FULLERTON, Calif.—The massive earthquake, ensuing tsunami and worst nuclear disaster since Chernobyl that hit Japan in March didn't spare Yokohama Rubber Co. Ltd. But all in all, it could have been worse for the Japanese tire and rubber company.
Actually, Yokohama is going strong worldwide despite the unprecedented natural disaster at home, according to Dan King, senior vice president of sales and marketing for Yokohama Tire Corp., the firm's U.S. arm.
“We've been very lucky,” King said. “We lost some operations internal to Japan, but all our plants are up and running.”
Because Japan's infrastructure isn't functioning normally, there are some issues with raw material supplies, especially steel cord, he said. Shipments of certain tires from Japan, particularly commercial tires, have been curtailed.
The earthquake damaged Yokohama's test facilities, but they are back in operation, King said.
A hose and sealing products plant in Ibaraki prefecture sustained damage and initially was closed, and operations at five other facilities were suspended for a time.
“It's been devastating to the country and the people of Japan,” King said. “But it's been great to see the outpouring of concern and sympathy from the people in the U.S.”
Orders for Yokohama tires are brisk in both the original equipment and replacement markets, in turn putting pressure on fill rates, King said.
“Our demand is really strong, and we appreciate that,” he said. “We think there will be fill-rate issues throughout 2011 and possibly 2012 because of strong OE demand—in the U.S. alone it's up 12 percent over last year.”
On the other hand, Yokohama is working hard around the world to eliminate fill-rate problems, according to King. The company will complete the expansion at its Salem, Va., facility in September, and capacity increases at factories in other countries are in place now, he said, although a new plant in the Philippines won't be ready until 2013.

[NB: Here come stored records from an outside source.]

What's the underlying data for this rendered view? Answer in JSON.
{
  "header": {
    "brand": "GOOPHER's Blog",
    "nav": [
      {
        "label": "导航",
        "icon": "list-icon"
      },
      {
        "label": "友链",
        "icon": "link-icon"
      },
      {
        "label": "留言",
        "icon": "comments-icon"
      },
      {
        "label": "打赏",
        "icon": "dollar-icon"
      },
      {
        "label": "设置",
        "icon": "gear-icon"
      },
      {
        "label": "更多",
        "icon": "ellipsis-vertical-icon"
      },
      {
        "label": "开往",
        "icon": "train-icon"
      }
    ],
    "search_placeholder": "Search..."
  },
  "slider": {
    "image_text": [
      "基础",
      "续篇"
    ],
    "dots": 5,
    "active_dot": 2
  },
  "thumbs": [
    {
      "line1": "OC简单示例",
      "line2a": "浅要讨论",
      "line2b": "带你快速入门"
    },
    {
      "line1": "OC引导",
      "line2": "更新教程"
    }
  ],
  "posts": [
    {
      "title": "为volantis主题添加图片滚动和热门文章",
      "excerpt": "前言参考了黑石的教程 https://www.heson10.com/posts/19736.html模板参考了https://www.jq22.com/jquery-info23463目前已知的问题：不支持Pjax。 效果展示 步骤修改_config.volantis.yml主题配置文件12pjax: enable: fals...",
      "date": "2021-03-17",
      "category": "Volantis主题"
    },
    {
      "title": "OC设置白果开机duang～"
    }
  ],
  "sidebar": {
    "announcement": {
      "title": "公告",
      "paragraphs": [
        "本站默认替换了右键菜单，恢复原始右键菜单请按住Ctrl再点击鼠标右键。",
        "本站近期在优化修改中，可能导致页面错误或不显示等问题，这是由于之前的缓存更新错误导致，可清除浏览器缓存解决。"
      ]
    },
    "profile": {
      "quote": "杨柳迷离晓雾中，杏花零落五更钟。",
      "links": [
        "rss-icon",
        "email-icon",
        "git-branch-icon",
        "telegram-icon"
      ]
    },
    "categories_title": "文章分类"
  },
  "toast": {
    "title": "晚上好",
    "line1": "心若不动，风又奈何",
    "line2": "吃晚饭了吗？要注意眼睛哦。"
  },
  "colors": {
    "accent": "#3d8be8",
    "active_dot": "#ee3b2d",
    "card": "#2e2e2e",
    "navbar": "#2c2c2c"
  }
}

Yokohama is committed to manufacturing tires in the U.S., according to King.
“We've had a lot of success with our U.S. factory,” he said. “It's close to the market and cost-effective.”
While labor costs in the U.S. remain much higher than most other places in the world, global increases in transportation costs balance that out, according to King.
“We like the idea of more U.S. manufacturing because of the efficiency,” he said. “We will be evaluating the possibility of more production in the U.S. in the future.”
As with every other tire manufacturer, Yokohama finds the price and supply of raw materials a problem worldwide.
“There's some controversy as to how 2011 will play out,” King said. “Many people are projecting a rise in prices through 2011. If we see a plateau this year, it will be just that—a leveling off, not a decrease.”
Raw materials are scarce now, with demand increasing from China, India, Brazil and other rapidly developing countries, he said.
“It's a major concern,” he said. “As we manufacture in the U.S., we are trying to minimize the effects. I've been with Yokohama more than 22 years, and these are the strongest price increases I've ever seen.”
Yokohama hasn't been able to pass on the increased prices of raw materials to customers, though soon it will be forced to do so if prices continue to rise, according to King. The company is trying to work with its dealers to mitigate the effects of price increases when they happen.
“Many consumers don't want to hear this, but they're getting a tremendous value for what the tire industry provides,” he said. “There's quite a lot of engineering that goes into a tire. It's one of the most important parts of a car, if not the most important.
“But the economy is still in a transitional position,” he said. “I don't know where it's going in the U.S., though there are some good signs.”
Yokohama also is enthusiastic about its continuing research and development into eco-friendly tires, according to King. The company pioneered the use of orange oil as a replacement for petroleum in mass-market tires, he said, and it is committed to advancing that technology.
“We've come out with unique, class-leading eco-tires, and we're really excited about the next level,” King said. Yokohama's new eco-tire will make its debut late this year or early next.
One thing Yokohama isn't doing, however, is making a wholesale adjustment of the tire sizes it offers, according to King.
“Some sizes are in more demand than others, and we are trying to maximize our production where our customers feel the need the most,” he said. “But we're not cutting any sizes or lines.”
Even with the downsizing of vehicles for fuel economy, the market is still trending toward larger-diameter tires, according to King.
“We're seeing 16-inch tires on compact cars and 17-inch on midsize vehicles, so actual diameter is still high,” he said. “We're projecting strong growth in 16-, 17-, 18- and even 19-inch tires, far above 14- and 15-inch.”